_TASK INSTRUCTIONS_
What is needed is an exact copy of the entries below, with the pictures left out.

_Records drawn from a dataset_
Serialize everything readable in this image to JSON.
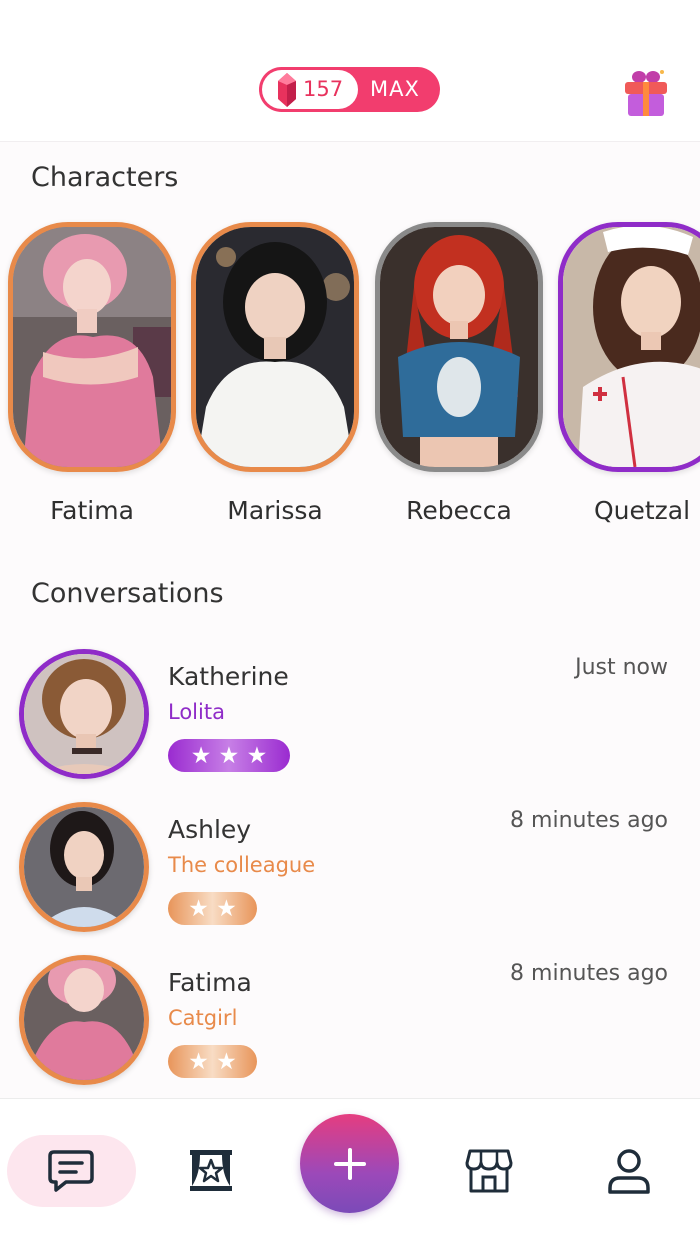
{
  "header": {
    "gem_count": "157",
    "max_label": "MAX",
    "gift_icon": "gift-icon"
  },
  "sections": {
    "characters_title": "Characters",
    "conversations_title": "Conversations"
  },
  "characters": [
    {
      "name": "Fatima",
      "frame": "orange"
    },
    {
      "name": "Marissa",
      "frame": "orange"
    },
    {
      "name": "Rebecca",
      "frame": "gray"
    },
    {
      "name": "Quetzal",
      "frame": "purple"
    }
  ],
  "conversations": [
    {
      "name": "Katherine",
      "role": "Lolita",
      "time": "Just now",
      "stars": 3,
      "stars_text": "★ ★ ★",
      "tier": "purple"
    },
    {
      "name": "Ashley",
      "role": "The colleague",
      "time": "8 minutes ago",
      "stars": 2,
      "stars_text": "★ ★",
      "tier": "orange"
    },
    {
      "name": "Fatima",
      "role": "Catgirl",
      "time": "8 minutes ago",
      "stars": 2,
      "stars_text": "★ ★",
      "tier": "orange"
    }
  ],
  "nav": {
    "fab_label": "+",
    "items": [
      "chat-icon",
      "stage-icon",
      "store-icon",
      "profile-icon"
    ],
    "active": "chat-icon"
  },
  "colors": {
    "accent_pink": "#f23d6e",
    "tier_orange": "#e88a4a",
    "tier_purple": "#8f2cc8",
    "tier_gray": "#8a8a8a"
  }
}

_EXERCISE RESULT_
Serialize everything readable in this image to JSON.
{
  "header": {
    "gem_count": "157",
    "max_label": "MAX",
    "gift_icon": "gift-icon"
  },
  "sections": {
    "characters_title": "Characters",
    "conversations_title": "Conversations"
  },
  "characters": [
    {
      "name": "Fatima",
      "frame": "orange"
    },
    {
      "name": "Marissa",
      "frame": "orange"
    },
    {
      "name": "Rebecca",
      "frame": "gray"
    },
    {
      "name": "Quetzal",
      "frame": "purple"
    }
  ],
  "conversations": [
    {
      "name": "Katherine",
      "role": "Lolita",
      "time": "Just now",
      "stars": 3,
      "stars_text": "★ ★ ★",
      "tier": "purple"
    },
    {
      "name": "Ashley",
      "role": "The colleague",
      "time": "8 minutes ago",
      "stars": 2,
      "stars_text": "★ ★",
      "tier": "orange"
    },
    {
      "name": "Fatima",
      "role": "Catgirl",
      "time": "8 minutes ago",
      "stars": 2,
      "stars_text": "★ ★",
      "tier": "orange"
    }
  ],
  "nav": {
    "fab_label": "+",
    "items": [
      "chat-icon",
      "stage-icon",
      "store-icon",
      "profile-icon"
    ],
    "active": "chat-icon"
  },
  "colors": {
    "accent_pink": "#f23d6e",
    "tier_orange": "#e88a4a",
    "tier_purple": "#8f2cc8",
    "tier_gray": "#8a8a8a"
  }
}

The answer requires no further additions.